- Task item
Lines with the word "background": copy all of them from the entries below.

- Available data

..............................

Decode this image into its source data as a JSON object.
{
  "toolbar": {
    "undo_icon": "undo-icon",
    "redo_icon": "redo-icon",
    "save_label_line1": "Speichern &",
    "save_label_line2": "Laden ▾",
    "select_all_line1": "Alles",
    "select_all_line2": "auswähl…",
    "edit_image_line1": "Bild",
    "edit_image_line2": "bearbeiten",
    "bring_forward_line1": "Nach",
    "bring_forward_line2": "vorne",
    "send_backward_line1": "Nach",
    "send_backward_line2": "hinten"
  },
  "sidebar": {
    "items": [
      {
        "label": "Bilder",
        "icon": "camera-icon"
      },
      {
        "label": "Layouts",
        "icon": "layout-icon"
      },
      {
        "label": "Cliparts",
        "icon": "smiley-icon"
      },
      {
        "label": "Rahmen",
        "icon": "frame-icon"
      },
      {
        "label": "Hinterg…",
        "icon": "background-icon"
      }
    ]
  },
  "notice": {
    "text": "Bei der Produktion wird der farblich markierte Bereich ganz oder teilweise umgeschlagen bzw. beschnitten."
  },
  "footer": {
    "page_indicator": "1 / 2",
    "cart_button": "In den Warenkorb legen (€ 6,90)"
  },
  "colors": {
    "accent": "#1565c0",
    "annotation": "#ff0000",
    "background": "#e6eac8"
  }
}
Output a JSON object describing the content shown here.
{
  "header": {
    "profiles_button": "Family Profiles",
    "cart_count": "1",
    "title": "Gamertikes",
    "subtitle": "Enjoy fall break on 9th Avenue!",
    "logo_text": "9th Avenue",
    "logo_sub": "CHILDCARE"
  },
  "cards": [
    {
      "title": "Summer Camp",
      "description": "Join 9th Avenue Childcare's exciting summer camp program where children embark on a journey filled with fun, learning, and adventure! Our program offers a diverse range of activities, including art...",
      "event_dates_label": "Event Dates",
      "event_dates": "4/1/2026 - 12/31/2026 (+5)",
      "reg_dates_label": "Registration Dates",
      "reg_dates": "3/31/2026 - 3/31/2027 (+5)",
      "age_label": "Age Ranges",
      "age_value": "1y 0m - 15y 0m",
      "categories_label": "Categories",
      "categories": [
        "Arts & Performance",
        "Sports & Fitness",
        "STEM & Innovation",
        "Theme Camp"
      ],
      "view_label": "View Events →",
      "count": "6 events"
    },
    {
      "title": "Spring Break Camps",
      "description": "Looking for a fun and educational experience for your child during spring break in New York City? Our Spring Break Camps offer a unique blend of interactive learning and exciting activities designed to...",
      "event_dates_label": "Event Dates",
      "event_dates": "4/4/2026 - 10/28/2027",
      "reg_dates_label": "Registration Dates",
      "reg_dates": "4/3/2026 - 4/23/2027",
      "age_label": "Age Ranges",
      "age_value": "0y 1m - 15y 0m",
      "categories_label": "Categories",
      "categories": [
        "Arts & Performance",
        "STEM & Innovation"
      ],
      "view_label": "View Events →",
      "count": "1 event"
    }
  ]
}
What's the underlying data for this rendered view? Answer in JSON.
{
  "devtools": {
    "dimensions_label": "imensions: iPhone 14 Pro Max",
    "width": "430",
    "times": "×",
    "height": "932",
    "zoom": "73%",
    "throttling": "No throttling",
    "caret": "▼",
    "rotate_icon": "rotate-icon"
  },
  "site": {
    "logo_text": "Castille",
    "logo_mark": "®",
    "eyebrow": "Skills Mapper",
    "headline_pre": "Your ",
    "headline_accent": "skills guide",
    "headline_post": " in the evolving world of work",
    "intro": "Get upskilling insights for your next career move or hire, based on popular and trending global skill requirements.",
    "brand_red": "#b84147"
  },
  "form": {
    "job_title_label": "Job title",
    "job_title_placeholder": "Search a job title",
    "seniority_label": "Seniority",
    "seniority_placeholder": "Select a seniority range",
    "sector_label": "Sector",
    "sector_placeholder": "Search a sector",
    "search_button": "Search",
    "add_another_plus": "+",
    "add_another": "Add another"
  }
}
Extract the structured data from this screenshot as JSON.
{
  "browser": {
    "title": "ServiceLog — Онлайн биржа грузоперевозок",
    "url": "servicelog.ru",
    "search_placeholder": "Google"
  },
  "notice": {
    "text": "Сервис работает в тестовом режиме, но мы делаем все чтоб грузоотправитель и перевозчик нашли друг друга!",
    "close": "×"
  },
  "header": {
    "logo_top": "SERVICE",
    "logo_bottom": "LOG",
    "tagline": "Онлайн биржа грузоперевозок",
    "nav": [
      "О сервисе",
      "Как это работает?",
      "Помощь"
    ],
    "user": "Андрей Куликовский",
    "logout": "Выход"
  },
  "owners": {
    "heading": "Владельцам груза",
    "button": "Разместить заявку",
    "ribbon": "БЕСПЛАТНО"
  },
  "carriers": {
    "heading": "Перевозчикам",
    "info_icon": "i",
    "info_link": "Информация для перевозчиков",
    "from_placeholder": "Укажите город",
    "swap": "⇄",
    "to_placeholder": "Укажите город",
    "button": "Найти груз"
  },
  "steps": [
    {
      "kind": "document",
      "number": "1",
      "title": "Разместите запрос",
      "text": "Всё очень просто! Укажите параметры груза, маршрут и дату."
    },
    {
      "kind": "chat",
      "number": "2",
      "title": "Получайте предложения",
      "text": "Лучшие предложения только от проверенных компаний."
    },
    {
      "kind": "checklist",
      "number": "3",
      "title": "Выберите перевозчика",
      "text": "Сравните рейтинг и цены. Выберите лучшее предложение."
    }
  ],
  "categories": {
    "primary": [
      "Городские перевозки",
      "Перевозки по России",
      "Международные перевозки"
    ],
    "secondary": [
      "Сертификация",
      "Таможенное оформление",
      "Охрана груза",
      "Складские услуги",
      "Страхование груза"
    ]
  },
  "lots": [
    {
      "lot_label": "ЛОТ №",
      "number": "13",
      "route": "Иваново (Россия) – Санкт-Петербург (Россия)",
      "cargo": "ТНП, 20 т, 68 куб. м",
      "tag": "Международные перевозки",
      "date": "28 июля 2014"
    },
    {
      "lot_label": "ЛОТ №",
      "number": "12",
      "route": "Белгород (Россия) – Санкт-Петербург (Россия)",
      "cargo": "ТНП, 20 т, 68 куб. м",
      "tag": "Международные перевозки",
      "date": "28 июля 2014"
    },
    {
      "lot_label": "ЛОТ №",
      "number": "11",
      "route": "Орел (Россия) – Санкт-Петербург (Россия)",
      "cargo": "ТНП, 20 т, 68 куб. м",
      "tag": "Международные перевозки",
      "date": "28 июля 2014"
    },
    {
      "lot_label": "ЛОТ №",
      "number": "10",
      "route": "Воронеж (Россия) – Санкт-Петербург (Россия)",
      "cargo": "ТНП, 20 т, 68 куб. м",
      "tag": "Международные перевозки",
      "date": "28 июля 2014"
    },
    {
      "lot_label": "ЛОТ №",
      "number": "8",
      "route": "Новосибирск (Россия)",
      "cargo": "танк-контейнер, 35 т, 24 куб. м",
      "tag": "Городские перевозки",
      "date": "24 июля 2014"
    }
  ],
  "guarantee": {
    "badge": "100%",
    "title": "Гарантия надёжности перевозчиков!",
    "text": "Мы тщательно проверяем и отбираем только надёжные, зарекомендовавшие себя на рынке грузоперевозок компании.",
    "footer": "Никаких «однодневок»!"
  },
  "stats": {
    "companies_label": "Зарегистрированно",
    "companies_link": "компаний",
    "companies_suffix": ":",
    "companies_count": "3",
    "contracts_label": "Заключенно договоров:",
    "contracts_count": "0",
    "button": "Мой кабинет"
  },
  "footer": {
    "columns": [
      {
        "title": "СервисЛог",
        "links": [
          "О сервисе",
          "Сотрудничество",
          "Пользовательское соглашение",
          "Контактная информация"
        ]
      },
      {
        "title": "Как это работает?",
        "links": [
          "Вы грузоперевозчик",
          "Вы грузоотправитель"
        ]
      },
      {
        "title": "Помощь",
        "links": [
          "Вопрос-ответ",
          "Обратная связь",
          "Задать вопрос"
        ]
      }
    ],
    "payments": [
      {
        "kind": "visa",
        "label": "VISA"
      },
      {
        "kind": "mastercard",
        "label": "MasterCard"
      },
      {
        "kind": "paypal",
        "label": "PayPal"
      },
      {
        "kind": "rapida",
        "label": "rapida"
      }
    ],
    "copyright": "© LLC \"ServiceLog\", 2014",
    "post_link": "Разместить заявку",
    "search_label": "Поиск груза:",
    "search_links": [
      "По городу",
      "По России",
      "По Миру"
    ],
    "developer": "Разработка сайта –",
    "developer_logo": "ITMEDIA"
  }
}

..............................

- Answer area
        "icon": "background-icon"
    "background": "#e6eac8"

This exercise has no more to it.